Fort Hood senior leaders discuss importance of holistic health, fitness | Article

Bozz District

Command Sgt. Maj. Cliff Burgoyne listens as his command teammate, Lt. Gen. Pat White, commanding general of III Corps and Fort Hood, discusses the importance of holistic health and fitness in today’s Army during the taping session of the July 15 episode of Fort Hood’s Great Big Podcast in the […]




Podcast Session




Command Sgt. Maj. Cliff Burgoyne listens as his command teammate, Lt. Gen. Pat White, commanding general of III Corps and Fort Hood, discusses the importance of holistic health and fitness in today’s Army during the taping session of the July 15 episode of Fort Hood’s Great Big Podcast in the Public Affairs Office at Fort Hood, Texas.
(Photo Credit: 1st Lt. James Grays, III Corps)

VIEW ORIGINAL

FORT HOOD, Texas – The III Corps and Fort Hood command team discussed the Army’s new vision for a healthy body, mind and soul while appearing on the July 15 episode of Fort Hood’s Great Big Podcast.

Holistic Health and Fitness, also called H2F, is a health and wellness program designed with the Soldiers’ fitness, nutrition, mental well-being, spirituality and readiness in mind. It combines physical and non-physical human performance into a single program for the overall health and well-being of a Soldier.

“We’re changing the culture and we have to stay focused,” Lt. Gen. Pat White, III Corps and Fort Hood commanding general, said. “The most important thing in the Army is the Soldier, so let’s take care of that Soldier.”

Command Sgt. Maj. Cliff Burgoyne, III Corps and Fort Hood command sergeant major, said the premise behind H2F goes back to around 2006/2007, when the Army began looking at what kinds of injuries new Soldiers were sustaining. Burgoyne said the researchers discovered a lot of Soldiers were breaking their femoral neck – the top of the femur, where the leg meets the thigh bone.

“That really kind of got us zeroed that there were some bigger problems, because a lot of Soldiers were breaking the ball joint on top of the femur,” Burgoyne explained. “When that breaks, there’s no replacement for it.”

H2F, which has been added to Army Field Manual 7-22, was modeled after workouts for professional athletes, and will be tailored to each individual Soldier’s strengths and weaknesses.

“They have their own nutritionists. They have their own physical therapists. They have their own training regime,” the commander said, “Their body is a temple and it’s that important.”

White said he believes this change means the Army is finally changing its culture, showing it cares about Soldiers’ well-being. The general is happy because he needs Soldiers he can depend on, and the Army is only as strong as its weakest Soldier.

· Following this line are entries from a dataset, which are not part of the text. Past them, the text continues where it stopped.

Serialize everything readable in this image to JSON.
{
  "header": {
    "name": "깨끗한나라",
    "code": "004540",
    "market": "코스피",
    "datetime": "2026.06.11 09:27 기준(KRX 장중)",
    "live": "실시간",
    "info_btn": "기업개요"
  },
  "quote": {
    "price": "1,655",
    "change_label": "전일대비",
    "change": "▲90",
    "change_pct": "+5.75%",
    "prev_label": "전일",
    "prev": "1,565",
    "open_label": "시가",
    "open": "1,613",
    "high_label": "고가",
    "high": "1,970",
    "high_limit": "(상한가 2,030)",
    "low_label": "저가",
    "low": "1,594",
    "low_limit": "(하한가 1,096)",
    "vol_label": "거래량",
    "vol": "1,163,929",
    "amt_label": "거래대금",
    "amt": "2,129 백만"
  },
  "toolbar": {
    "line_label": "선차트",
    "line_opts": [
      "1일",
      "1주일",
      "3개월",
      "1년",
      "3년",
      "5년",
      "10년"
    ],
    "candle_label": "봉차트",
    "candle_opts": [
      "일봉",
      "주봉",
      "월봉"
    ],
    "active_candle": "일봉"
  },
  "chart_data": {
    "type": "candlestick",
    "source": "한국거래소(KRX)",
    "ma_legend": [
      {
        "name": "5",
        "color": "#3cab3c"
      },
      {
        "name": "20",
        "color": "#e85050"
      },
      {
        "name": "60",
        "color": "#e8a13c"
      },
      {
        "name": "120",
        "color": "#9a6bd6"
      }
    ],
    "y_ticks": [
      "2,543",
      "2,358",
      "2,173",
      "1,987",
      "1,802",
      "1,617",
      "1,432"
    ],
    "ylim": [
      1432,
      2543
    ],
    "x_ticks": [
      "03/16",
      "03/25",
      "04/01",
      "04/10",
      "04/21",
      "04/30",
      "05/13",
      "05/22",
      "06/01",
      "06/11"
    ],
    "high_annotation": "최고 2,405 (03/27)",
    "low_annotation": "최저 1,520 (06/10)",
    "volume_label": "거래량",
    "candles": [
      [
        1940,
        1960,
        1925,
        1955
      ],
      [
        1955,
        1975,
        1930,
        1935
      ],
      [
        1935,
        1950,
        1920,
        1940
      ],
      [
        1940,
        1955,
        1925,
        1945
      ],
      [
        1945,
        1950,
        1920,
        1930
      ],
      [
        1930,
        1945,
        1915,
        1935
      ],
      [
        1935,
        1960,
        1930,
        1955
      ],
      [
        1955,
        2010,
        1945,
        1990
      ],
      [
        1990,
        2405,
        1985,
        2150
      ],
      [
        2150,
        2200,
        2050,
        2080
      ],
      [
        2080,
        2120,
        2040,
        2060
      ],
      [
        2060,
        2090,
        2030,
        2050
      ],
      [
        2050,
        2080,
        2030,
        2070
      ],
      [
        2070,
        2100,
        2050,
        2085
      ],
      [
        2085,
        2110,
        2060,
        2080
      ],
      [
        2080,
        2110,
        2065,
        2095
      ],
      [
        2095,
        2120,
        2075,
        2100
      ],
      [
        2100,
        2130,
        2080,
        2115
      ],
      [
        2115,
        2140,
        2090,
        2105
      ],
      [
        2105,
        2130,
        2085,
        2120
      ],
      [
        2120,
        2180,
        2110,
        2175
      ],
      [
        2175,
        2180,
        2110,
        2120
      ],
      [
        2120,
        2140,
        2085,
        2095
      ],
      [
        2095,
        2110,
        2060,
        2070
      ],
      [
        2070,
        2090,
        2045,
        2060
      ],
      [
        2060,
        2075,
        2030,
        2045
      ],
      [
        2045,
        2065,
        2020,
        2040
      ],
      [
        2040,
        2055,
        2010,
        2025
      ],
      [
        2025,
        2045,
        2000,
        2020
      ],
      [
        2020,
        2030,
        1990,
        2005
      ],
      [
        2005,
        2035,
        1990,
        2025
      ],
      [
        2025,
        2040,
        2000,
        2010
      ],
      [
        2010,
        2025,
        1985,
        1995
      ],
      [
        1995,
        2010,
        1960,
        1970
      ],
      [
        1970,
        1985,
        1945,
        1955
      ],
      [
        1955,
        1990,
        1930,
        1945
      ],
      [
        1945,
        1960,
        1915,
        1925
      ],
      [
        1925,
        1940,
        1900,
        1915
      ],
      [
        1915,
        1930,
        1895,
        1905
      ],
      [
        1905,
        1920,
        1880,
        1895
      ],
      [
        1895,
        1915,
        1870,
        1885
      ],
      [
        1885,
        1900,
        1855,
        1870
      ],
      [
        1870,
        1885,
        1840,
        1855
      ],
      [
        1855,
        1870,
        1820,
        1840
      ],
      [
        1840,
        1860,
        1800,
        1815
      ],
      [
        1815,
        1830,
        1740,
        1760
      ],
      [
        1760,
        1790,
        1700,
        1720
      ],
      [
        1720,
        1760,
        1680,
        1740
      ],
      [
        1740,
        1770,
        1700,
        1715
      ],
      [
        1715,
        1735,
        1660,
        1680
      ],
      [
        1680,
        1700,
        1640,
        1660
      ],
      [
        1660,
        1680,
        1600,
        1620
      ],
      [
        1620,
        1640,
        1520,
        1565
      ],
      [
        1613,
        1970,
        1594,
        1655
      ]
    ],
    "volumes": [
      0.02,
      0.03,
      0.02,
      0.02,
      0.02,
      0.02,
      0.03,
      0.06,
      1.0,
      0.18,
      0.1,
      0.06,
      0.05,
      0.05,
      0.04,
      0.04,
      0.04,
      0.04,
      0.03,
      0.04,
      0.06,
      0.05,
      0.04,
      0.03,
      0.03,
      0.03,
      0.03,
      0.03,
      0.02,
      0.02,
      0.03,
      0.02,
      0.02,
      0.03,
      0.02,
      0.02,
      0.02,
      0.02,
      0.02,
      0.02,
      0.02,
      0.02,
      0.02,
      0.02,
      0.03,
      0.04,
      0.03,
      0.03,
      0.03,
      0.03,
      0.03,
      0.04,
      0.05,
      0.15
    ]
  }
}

“I don’t want to be on the battlefield with somebody who can’t haul me off on a stretcher if I get injured,” White said.




H2F Graphic




Holistic Health and Fitness, also called H2F, is a health and wellness program designed with the Soldiers’ fitness, nutrition, mental well-being, spirituality and readiness in mind. It combines physical and non-physical human performance into a single program for the overall health and well-being of a Soldier.
(Photo Credit: Courtesy graphic)

VIEW ORIGINAL

White stressed the importance of being physically and mentally fit as a Soldier, because Soldiers need to be able to complete various physically and mentally challenging tasks. For example, while a Soldier needs cardio endurance, he or she also needs to be able to sprint.

“You also need to be able to lift heavy objects” the general added. “You need to be able to get a tank crewman out of a tank by lifting with your shoulders, which they gotta be able to do.”

The program combines all the Army’s health campaigns into one. H2F will also work hand-in-hand with the Army Combat Fitness Test, as both roll out in fiscal year 2021.

“For years, we’ve invested in the most technological ranges, getting new rifles, buying new tanks – all the stuff that’s out there that we put the Soldier in. What we haven’t done is invested in the Soldier,” White added. “If it’s important that we have all the right repair parts on it and it works, maybe we ought to do the same thing for the human being.”

To read all about H2F, visit https://www.army.mil/e2/downloads/rv7/acft/h2f_operating_concept.pdf.

To listen to the command team’s full podcast, visit www.thegreatbigpodcast.com.

Next Post

Color Therapy Is the Feel-Good Bath-Time Ritual We All Need

Imagine you’re unwinding in a warm, relaxing bath, luxuriating in a blend of oils and spa-worthy bath products. What senses are you using to soak up this truly exquisite scenario? You know, beyond the sense of wishful thinking. Most obvious, it’d be your sense of smell (ahem, inhaling the swirling […]